(Data items)
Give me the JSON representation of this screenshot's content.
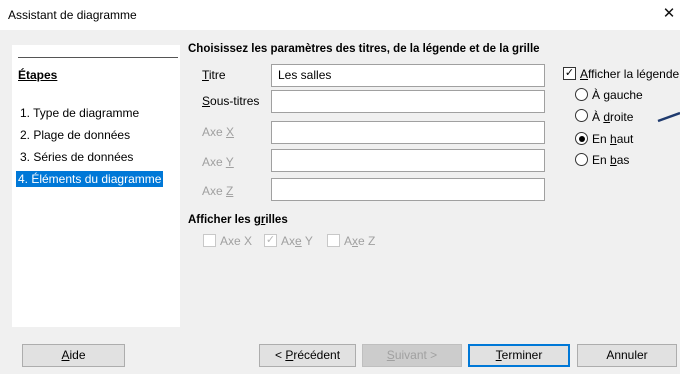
{
  "window": {
    "title": "Assistant de diagramme",
    "close": "✕"
  },
  "steps": {
    "header": "Étapes",
    "items": [
      {
        "label": "1. Type de diagramme",
        "selected": false
      },
      {
        "label": "2. Plage de données",
        "selected": false
      },
      {
        "label": "3. Séries de données",
        "selected": false
      },
      {
        "label": "4. Éléments du diagramme",
        "selected": true
      }
    ]
  },
  "titles": {
    "section": "Choisissez les paramètres des titres, de la légende et de la grille",
    "fields": {
      "title": {
        "label": "Titre",
        "value": "Les salles"
      },
      "subtitle": {
        "label": "Sous-titres",
        "value": ""
      },
      "x": {
        "label": "Axe X",
        "value": ""
      },
      "y": {
        "label": "Axe Y",
        "value": ""
      },
      "z": {
        "label": "Axe Z",
        "value": ""
      }
    }
  },
  "legend": {
    "show_label": "Afficher la légende",
    "show": true,
    "options": [
      {
        "label": "À gauche",
        "checked": false
      },
      {
        "label": "À droite",
        "checked": false
      },
      {
        "label": "En haut",
        "checked": true
      },
      {
        "label": "En bas",
        "checked": false
      }
    ]
  },
  "grids": {
    "section": "Afficher les grilles",
    "x": {
      "label": "Axe X",
      "checked": false
    },
    "y": {
      "label": "Axe Y",
      "checked": true
    },
    "z": {
      "label": "Axe Z",
      "checked": false
    }
  },
  "buttons": {
    "help": "Aide",
    "previous": "< Précédent",
    "next": "Suivant >",
    "finish": "Terminer",
    "cancel": "Annuler"
  },
  "colors": {
    "selection": "#0078d7",
    "arrow": "#1f3a6e"
  }
}
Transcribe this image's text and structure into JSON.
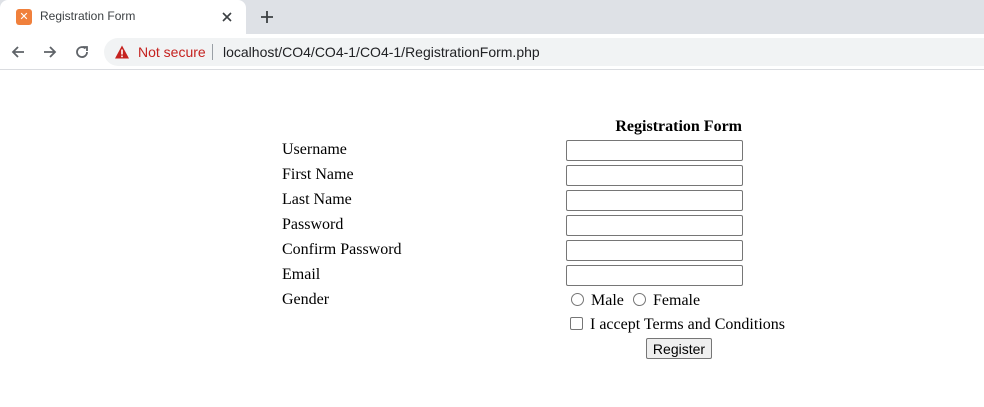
{
  "browser": {
    "tab_title": "Registration Form",
    "security_label": "Not secure",
    "url": "localhost/CO4/CO4-1/CO4-1/RegistrationForm.php"
  },
  "form": {
    "title": "Registration Form",
    "fields": {
      "username": {
        "label": "Username",
        "value": ""
      },
      "first_name": {
        "label": "First Name",
        "value": ""
      },
      "last_name": {
        "label": "Last Name",
        "value": ""
      },
      "password": {
        "label": "Password",
        "value": ""
      },
      "confirm_password": {
        "label": "Confirm Password",
        "value": ""
      },
      "email": {
        "label": "Email",
        "value": ""
      }
    },
    "gender": {
      "label": "Gender",
      "options": [
        "Male",
        "Female"
      ]
    },
    "terms_label": "I accept Terms and Conditions",
    "register_label": "Register"
  },
  "colors": {
    "warning": "#c5221f",
    "favicon": "#f0803c"
  }
}
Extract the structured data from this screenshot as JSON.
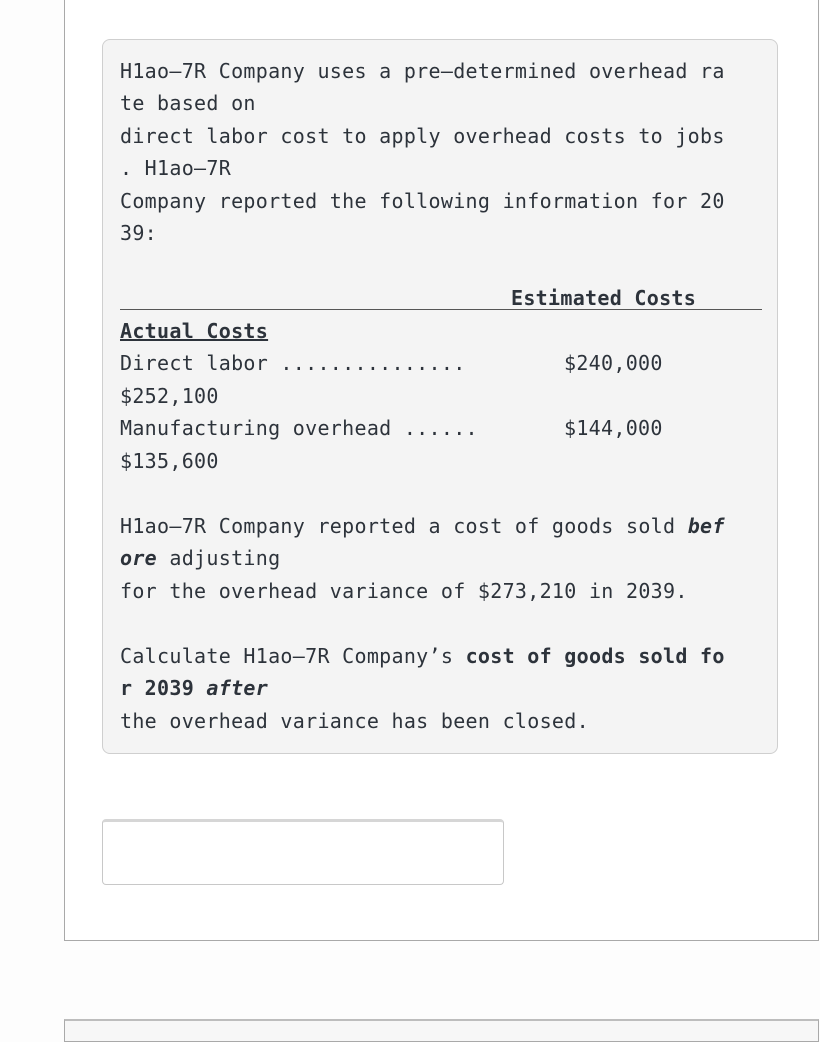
{
  "intro": {
    "line1": "H1ao–7R Company uses a pre–determined overhead ra",
    "line2": "te based on",
    "line3": "direct labor cost to apply overhead costs to jobs",
    "line4": ". H1ao–7R",
    "line5": "Company reported the following information for 20",
    "line6": "39:"
  },
  "table": {
    "estimated_header": "Estimated Costs",
    "actual_header": "Actual Costs",
    "rows": [
      {
        "label": "Direct labor ...............",
        "estimated": "$240,000",
        "actual": "$252,100"
      },
      {
        "label": "Manufacturing overhead ......",
        "estimated": "$144,000",
        "actual": "$135,600"
      }
    ]
  },
  "cogs": {
    "prefix": "H1ao–7R Company reported a cost of goods sold ",
    "bold1": "bef",
    "bold2": "ore",
    "line2_rest": " adjusting",
    "line3": "for the overhead variance of $273,210 in 2039."
  },
  "question": {
    "prefix": "Calculate H1ao–7R Company’s ",
    "bold1": "cost of goods sold fo",
    "bold2": "r 2039 ",
    "italic": "after",
    "line3": "the overhead variance has been closed."
  },
  "answer": {
    "value": ""
  }
}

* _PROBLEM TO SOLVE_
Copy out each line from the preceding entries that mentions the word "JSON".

* _TASK RESULT_
Give me the JSON representation of this screenshot's content.
Transcribe this image's text and structure into JSON.
Extract the structured data from this screenshot as JSON.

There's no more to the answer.